**Task brief:**
An exact copy of every record below is needed, with the pictures left out.

**Input data:**
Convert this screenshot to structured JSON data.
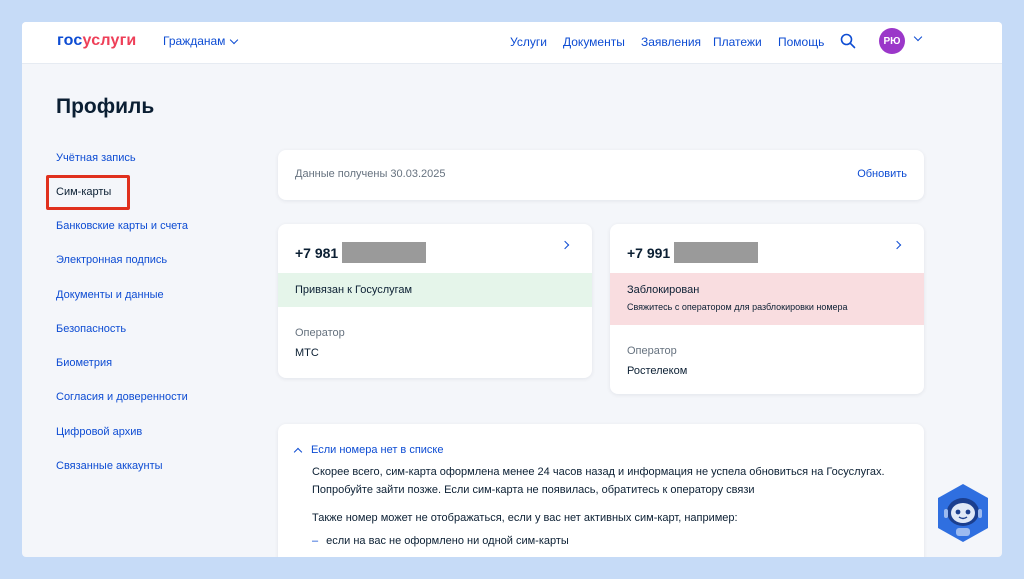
{
  "header": {
    "logo_part1": "гос",
    "logo_part2": "услуги",
    "audience": "Гражданам",
    "nav": [
      "Услуги",
      "Документы",
      "Заявления",
      "Платежи",
      "Помощь"
    ],
    "avatar_initials": "РЮ"
  },
  "page_title": "Профиль",
  "sidebar": {
    "items": [
      {
        "label": "Учётная запись"
      },
      {
        "label": "Сим-карты"
      },
      {
        "label": "Банковские карты и счета"
      },
      {
        "label": "Электронная подпись"
      },
      {
        "label": "Документы и данные"
      },
      {
        "label": "Безопасность"
      },
      {
        "label": "Биометрия"
      },
      {
        "label": "Согласия и доверенности"
      },
      {
        "label": "Цифровой архив"
      },
      {
        "label": "Связанные аккаунты"
      }
    ],
    "active_index": 1
  },
  "data_bar": {
    "received_text": "Данные получены 30.03.2025",
    "refresh_label": "Обновить"
  },
  "sim_cards": [
    {
      "phone_prefix": "+7 981",
      "status_title": "Привязан к Госуслугам",
      "status_sub": "",
      "operator_label": "Оператор",
      "operator": "МТС"
    },
    {
      "phone_prefix": "+7 991",
      "status_title": "Заблокирован",
      "status_sub": "Свяжитесь с оператором для разблокировки номера",
      "operator_label": "Оператор",
      "operator": "Ростелеком"
    }
  ],
  "info": {
    "toggle_label": "Если номера нет в списке",
    "line1": "Скорее всего, сим-карта оформлена менее 24 часов назад и информация не успела обновиться на Госуслугах.",
    "line2": "Попробуйте зайти позже. Если сим-карта не появилась, обратитесь к оператору связи",
    "line3": "Также номер может не отображаться, если у вас нет активных сим-карт, например:",
    "bullet1": "если на вас не оформлено ни одной сим-карты"
  },
  "colors": {
    "accent": "#0d4cd3",
    "brand_red": "#ee3f58",
    "status_ok_bg": "#e5f5ea",
    "status_bad_bg": "#f9dde0",
    "highlight": "#e0301e",
    "avatar_bg": "#9b37c9"
  },
  "icons": [
    "search-icon",
    "chevron-down-icon",
    "chevron-right-icon",
    "chevron-up-icon",
    "assistant-robot-icon"
  ]
}
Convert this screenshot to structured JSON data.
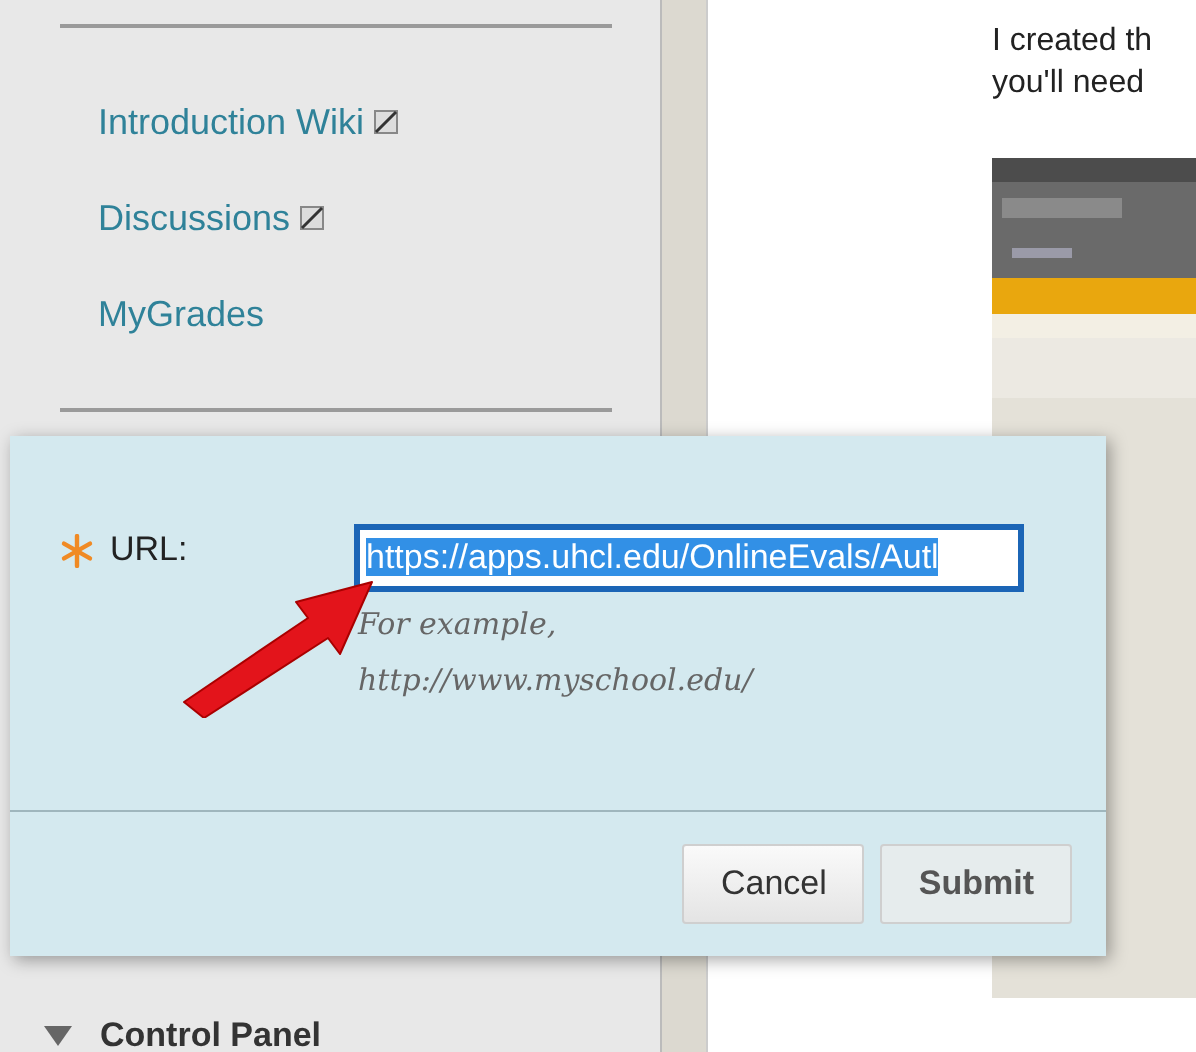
{
  "sidebar": {
    "links": [
      {
        "label": "Introduction Wiki",
        "hidden_marker": true
      },
      {
        "label": "Discussions",
        "hidden_marker": true
      },
      {
        "label": "MyGrades",
        "hidden_marker": false
      }
    ],
    "section": {
      "label": "Control Panel",
      "expanded": true
    }
  },
  "content": {
    "lines": [
      "I created th",
      "you'll need"
    ],
    "thumbnail": {
      "kind": "picture"
    }
  },
  "dialog": {
    "field": {
      "label": "URL:",
      "required": true,
      "value": "https://apps.uhcl.edu/OnlineEvals/Autl",
      "text_selected": true
    },
    "hint": [
      "For example,",
      "http://www.myschool.edu/"
    ],
    "buttons": [
      {
        "label": "Cancel",
        "kind": "secondary"
      },
      {
        "label": "Submit",
        "kind": "primary"
      }
    ]
  }
}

**Output for this exercise:**
Convert this screenshot to structured JSON data.
{
  "header": {
    "logo_part1": "гос",
    "logo_part2": "услуги",
    "audience": "Гражданам",
    "nav": [
      "Услуги",
      "Документы",
      "Заявления",
      "Платежи",
      "Помощь"
    ],
    "avatar_initials": "РЮ"
  },
  "page_title": "Профиль",
  "sidebar": {
    "items": [
      {
        "label": "Учётная запись"
      },
      {
        "label": "Сим-карты"
      },
      {
        "label": "Банковские карты и счета"
      },
      {
        "label": "Электронная подпись"
      },
      {
        "label": "Документы и данные"
      },
      {
        "label": "Безопасность"
      },
      {
        "label": "Биометрия"
      },
      {
        "label": "Согласия и доверенности"
      },
      {
        "label": "Цифровой архив"
      },
      {
        "label": "Связанные аккаунты"
      }
    ],
    "active_index": 1
  },
  "data_bar": {
    "received_text": "Данные получены 30.03.2025",
    "refresh_label": "Обновить"
  },
  "sim_cards": [
    {
      "phone_prefix": "+7 981",
      "status_title": "Привязан к Госуслугам",
      "status_sub": "",
      "operator_label": "Оператор",
      "operator": "МТС"
    },
    {
      "phone_prefix": "+7 991",
      "status_title": "Заблокирован",
      "status_sub": "Свяжитесь с оператором для разблокировки номера",
      "operator_label": "Оператор",
      "operator": "Ростелеком"
    }
  ],
  "info": {
    "toggle_label": "Если номера нет в списке",
    "line1": "Скорее всего, сим-карта оформлена менее 24 часов назад и информация не успела обновиться на Госуслугах.",
    "line2": "Попробуйте зайти позже. Если сим-карта не появилась, обратитесь к оператору связи",
    "line3": "Также номер может не отображаться, если у вас нет активных сим-карт, например:",
    "bullet1": "если на вас не оформлено ни одной сим-карты"
  },
  "colors": {
    "accent": "#0d4cd3",
    "brand_red": "#ee3f58",
    "status_ok_bg": "#e5f5ea",
    "status_bad_bg": "#f9dde0",
    "highlight": "#e0301e",
    "avatar_bg": "#9b37c9"
  },
  "icons": [
    "search-icon",
    "chevron-down-icon",
    "chevron-right-icon",
    "chevron-up-icon",
    "assistant-robot-icon"
  ]
}
Convert this screenshot to structured JSON data.
{
  "sidebar": {
    "links": [
      {
        "label": "Introduction Wiki",
        "hidden_marker": true
      },
      {
        "label": "Discussions",
        "hidden_marker": true
      },
      {
        "label": "MyGrades",
        "hidden_marker": false
      }
    ],
    "section": {
      "label": "Control Panel",
      "expanded": true
    }
  },
  "content": {
    "lines": [
      "I created th",
      "you'll need"
    ],
    "thumbnail": {
      "kind": "picture"
    }
  },
  "dialog": {
    "field": {
      "label": "URL:",
      "required": true,
      "value": "https://apps.uhcl.edu/OnlineEvals/Autl",
      "text_selected": true
    },
    "hint": [
      "For example,",
      "http://www.myschool.edu/"
    ],
    "buttons": [
      {
        "label": "Cancel",
        "kind": "secondary"
      },
      {
        "label": "Submit",
        "kind": "primary"
      }
    ]
  }
}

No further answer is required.